January 27, 2024: The national public health agency of the US has issued a nationwide alert to healthcare providers to track measles, following a concern for a potential rise in imported cases associated with increased international travel in summer.
The Centers for Disease Control and Prevention has been notified of 23 cases from December 1 to January 23, including seven direct importations of measles by international travellers and two outbreaks with more than five cases each.
Most of these cases were among children and adolescents who had not received a measles vaccine even when they were eligible, according to a CDC statement.
The alert urged healthcare providers should be on alert for patients who have febrile rash illness and symptoms consistent with measles, and have recently travelled abroad, especially to countries with ongoing measles outbreaks.
Infected people are contagious from four days before the rash starts through four days afterwards.
Measles cases often originate from unvaccinated or under-vaccinated US residents who travel internationally and then transmit the disease to people who are not vaccinated against measles.
“The increased number of measles importations seen in recent weeks is reflective of a rise in global measles cases and a growing global threat from the disease,” according to the CDC.
The agency told healthcare providers to isolate the patients suspected of malaria. “Healthcare providers should be adequately protected against measles and should adhere to standard and airborne precautions when evaluating suspect cases regardless of their vaccination status.”
Fever, red eyes
The hospitals must inform state health departments about suspected cases of measles “to ensure rapid testing and investigation.”
Measles can be dangerous, especially for babies and young children.

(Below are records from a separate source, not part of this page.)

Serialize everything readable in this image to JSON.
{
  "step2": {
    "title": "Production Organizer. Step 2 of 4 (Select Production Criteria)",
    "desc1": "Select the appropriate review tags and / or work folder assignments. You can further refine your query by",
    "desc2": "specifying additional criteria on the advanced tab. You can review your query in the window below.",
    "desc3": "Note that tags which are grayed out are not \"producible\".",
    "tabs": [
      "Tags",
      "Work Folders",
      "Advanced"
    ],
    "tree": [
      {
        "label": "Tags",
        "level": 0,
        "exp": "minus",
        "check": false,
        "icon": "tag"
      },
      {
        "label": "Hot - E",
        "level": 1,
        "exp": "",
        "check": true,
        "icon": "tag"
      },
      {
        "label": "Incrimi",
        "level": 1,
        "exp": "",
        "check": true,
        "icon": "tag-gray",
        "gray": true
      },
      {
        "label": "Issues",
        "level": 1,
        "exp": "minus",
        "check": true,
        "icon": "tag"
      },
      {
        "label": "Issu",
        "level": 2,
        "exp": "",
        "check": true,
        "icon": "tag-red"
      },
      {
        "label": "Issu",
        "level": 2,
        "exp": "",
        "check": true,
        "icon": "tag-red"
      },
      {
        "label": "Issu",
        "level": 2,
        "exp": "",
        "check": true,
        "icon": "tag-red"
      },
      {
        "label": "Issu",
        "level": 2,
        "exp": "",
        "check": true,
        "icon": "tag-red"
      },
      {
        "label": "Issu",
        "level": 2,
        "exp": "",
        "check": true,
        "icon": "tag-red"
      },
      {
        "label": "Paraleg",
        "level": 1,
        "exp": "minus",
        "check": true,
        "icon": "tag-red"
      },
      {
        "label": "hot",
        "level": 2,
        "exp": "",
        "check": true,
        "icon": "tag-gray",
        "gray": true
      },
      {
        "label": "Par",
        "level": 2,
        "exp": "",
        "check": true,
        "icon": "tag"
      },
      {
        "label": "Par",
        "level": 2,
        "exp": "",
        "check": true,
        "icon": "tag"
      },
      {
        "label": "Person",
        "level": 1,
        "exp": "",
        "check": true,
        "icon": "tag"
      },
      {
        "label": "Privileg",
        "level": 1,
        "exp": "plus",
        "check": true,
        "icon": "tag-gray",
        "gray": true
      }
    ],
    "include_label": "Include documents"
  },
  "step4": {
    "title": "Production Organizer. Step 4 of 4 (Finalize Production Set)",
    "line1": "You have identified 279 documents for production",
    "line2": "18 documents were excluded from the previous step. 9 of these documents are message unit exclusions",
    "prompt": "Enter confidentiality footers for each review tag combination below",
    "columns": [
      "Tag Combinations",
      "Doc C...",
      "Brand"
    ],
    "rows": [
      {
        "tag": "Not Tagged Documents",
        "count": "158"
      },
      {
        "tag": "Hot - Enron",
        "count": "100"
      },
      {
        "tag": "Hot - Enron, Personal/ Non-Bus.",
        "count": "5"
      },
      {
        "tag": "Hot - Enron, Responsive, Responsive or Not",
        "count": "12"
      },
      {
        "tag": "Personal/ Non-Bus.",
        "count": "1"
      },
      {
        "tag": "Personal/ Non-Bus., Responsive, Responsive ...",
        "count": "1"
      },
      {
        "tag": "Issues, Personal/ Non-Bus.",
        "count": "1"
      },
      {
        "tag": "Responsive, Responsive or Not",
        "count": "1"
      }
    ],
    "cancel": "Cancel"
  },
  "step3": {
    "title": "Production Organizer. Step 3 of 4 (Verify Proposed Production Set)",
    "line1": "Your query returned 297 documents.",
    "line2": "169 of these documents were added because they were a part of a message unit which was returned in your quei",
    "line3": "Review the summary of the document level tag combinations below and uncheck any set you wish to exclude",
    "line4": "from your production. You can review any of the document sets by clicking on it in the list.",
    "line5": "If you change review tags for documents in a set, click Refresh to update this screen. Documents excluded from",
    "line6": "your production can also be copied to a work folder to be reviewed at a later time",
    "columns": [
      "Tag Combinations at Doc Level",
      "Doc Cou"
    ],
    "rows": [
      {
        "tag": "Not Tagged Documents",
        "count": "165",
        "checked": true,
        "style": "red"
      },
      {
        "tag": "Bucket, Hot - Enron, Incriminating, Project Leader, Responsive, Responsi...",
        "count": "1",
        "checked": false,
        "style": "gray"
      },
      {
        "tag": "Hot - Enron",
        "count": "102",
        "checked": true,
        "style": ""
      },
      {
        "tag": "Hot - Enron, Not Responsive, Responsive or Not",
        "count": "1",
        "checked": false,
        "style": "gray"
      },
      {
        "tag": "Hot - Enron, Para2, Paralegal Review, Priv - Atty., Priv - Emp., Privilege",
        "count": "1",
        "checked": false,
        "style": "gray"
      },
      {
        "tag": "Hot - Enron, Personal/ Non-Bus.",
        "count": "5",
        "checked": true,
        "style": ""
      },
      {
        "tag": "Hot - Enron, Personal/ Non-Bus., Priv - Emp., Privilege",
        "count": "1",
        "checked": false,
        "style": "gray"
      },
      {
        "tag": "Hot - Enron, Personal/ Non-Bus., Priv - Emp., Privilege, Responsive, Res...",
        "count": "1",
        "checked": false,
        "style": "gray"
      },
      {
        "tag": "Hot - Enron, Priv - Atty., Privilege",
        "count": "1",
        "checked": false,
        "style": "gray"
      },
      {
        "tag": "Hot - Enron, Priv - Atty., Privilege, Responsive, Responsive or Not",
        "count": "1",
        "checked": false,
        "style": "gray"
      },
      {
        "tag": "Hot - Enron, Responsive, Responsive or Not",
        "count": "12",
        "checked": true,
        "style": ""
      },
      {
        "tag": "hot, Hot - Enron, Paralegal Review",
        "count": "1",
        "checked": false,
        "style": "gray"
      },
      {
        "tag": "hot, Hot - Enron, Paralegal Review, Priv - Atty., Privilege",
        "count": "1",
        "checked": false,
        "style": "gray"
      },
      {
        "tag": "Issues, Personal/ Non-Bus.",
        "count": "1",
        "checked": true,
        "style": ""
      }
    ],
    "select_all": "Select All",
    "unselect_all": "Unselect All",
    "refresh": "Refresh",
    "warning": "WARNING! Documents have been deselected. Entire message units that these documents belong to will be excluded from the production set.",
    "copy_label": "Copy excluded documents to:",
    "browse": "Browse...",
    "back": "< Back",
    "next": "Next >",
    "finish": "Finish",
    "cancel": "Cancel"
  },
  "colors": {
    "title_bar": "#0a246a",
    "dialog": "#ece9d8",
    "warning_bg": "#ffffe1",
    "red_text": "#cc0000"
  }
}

Measles typically begins with high fever (may spike to more than 104°), cough, runny nose (coryza), and red, watery eyes (conjunctivitis).
Tiny white spots (Koplik spots) may appear inside the mouth two to three days after symptoms begin. Three to five days after symptoms begin, a rash breaks out. It usually begins as flat red spots that appear on the face at the hairline and spread downward to the neck, trunk, arms, legs, and feet.